[PROBLEM DETAILS] In the data that follows, count each line with the string "Draw"; the reply is the number only.
---------- PROVIDED DATA ----------
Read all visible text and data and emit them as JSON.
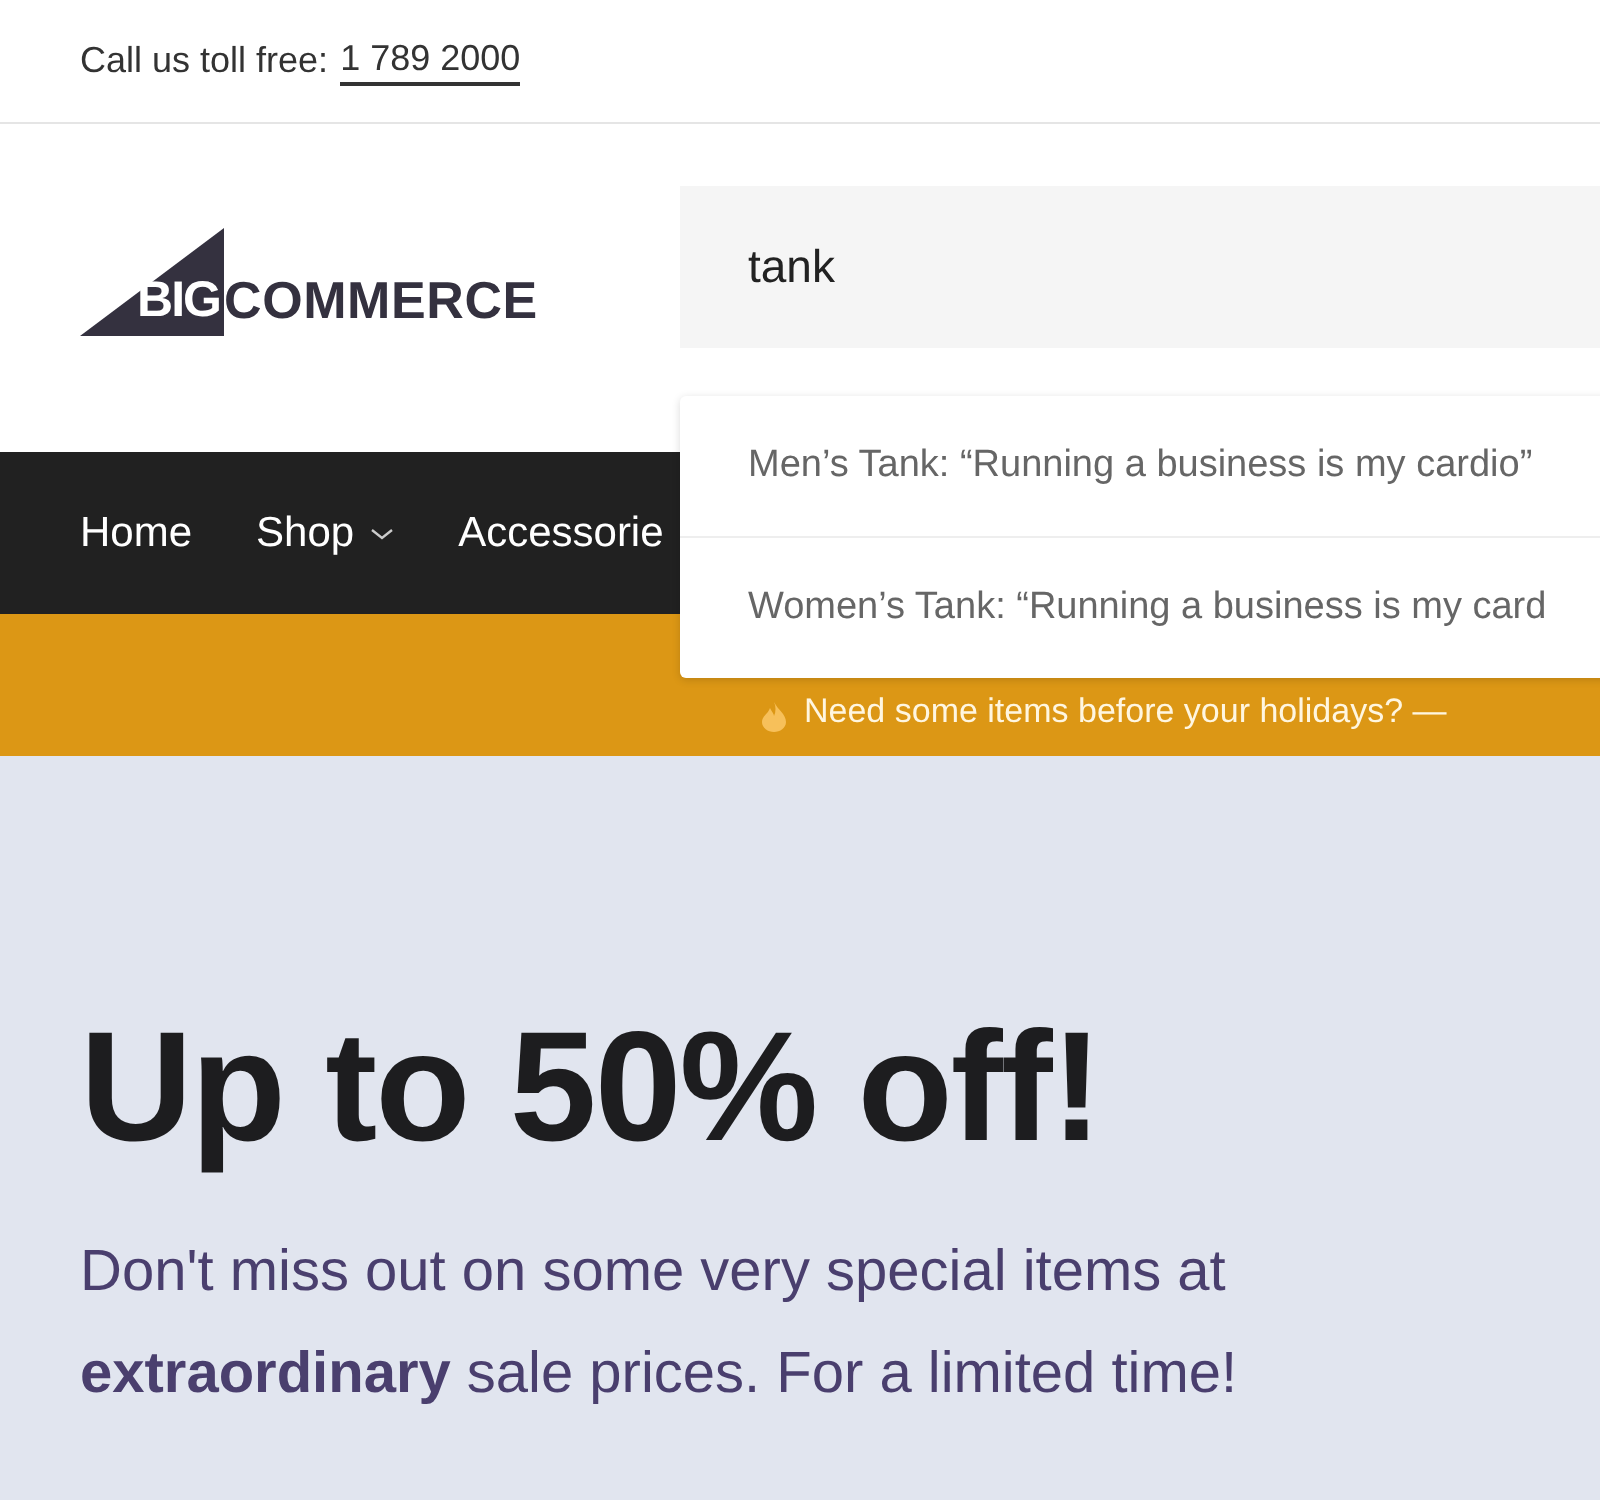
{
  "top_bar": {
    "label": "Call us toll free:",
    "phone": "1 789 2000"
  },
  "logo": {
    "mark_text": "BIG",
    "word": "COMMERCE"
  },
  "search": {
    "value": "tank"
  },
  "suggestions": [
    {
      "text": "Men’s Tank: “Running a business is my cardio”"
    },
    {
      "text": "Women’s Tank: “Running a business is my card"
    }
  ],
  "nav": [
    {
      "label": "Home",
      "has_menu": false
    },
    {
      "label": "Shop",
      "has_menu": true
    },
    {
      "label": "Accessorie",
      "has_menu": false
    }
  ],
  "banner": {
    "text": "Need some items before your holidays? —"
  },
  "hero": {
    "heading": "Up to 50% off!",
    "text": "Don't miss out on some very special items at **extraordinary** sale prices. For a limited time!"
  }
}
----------
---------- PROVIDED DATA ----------
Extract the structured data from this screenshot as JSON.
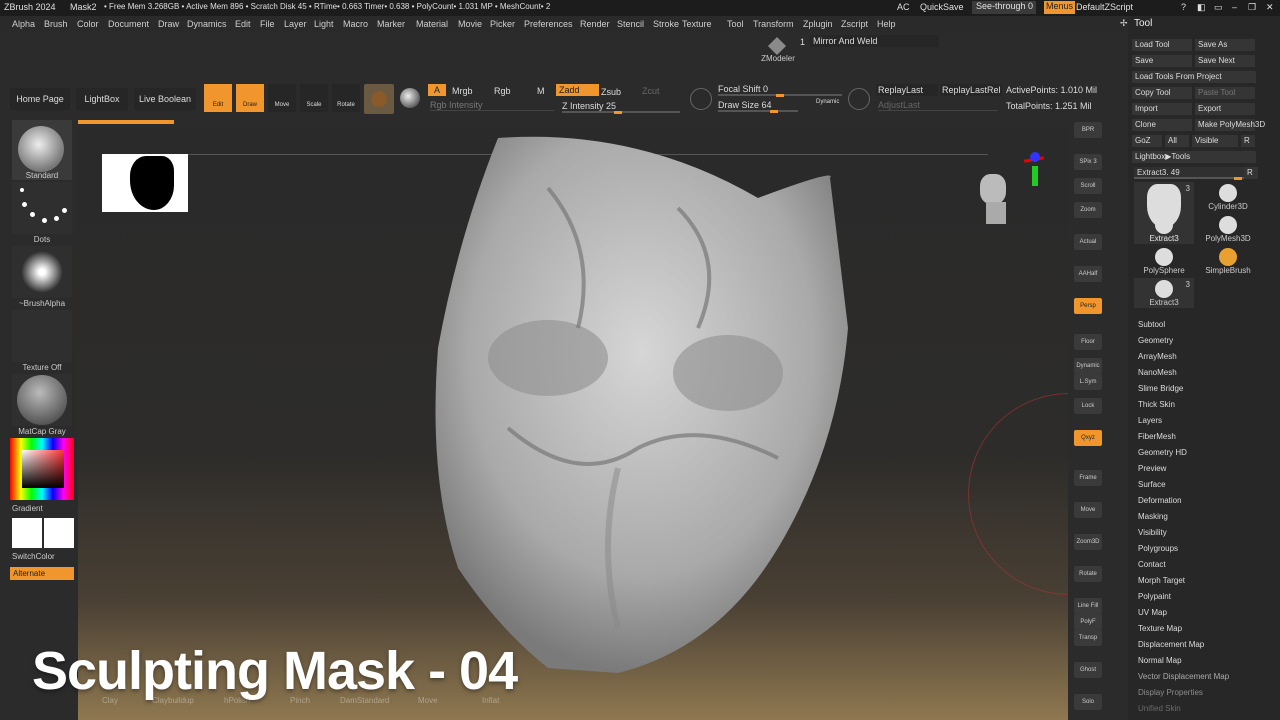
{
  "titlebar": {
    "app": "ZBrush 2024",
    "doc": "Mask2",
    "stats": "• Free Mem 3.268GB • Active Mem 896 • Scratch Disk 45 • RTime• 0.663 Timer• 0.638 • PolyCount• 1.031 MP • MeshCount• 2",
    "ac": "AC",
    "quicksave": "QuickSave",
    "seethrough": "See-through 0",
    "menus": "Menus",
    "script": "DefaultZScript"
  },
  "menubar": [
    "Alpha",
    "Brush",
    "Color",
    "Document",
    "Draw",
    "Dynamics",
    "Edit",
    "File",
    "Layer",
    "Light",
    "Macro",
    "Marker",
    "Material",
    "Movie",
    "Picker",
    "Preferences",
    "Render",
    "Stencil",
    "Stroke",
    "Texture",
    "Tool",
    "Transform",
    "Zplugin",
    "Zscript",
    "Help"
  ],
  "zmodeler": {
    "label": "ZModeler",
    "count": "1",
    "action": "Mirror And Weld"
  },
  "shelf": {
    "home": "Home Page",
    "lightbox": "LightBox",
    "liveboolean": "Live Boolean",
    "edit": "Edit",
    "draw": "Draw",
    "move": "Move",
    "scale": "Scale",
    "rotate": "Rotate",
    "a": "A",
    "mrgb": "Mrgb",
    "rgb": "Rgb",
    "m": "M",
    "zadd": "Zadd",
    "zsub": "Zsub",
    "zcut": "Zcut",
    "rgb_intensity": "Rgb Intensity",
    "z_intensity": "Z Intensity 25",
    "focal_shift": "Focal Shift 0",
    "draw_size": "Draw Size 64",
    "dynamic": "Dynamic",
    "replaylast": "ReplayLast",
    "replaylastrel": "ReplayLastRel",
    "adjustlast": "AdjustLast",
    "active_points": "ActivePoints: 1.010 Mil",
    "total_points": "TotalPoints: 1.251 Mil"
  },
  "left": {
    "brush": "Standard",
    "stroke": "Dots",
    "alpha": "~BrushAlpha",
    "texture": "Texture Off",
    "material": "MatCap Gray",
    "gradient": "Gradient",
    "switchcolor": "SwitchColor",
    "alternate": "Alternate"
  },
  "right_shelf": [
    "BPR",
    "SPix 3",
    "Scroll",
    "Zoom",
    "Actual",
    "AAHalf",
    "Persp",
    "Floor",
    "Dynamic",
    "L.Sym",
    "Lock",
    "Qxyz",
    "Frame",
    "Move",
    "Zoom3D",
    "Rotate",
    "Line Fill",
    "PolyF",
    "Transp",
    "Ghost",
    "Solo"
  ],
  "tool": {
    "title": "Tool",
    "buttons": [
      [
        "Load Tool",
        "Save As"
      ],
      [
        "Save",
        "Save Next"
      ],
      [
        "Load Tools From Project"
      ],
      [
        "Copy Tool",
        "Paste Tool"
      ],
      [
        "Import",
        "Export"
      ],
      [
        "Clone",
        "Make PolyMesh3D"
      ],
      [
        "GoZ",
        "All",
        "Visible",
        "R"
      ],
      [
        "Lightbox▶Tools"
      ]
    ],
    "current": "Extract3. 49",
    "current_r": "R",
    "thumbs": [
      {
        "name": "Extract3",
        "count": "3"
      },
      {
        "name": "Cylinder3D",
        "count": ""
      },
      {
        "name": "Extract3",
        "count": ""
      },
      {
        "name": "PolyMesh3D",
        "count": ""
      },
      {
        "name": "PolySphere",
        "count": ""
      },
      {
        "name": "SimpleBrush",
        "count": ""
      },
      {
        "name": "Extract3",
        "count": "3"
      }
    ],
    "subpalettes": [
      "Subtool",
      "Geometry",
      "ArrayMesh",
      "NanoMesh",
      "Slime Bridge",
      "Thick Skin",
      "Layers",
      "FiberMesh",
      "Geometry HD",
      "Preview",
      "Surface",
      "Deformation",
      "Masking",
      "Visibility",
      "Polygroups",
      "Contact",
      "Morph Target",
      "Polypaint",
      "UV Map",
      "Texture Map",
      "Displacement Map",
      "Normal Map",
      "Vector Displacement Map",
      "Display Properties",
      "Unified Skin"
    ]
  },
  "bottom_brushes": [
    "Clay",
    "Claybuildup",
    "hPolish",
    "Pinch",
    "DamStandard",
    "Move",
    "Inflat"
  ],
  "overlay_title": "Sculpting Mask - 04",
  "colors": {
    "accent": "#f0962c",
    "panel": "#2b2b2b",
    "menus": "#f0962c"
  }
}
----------
[OUTPUT] 3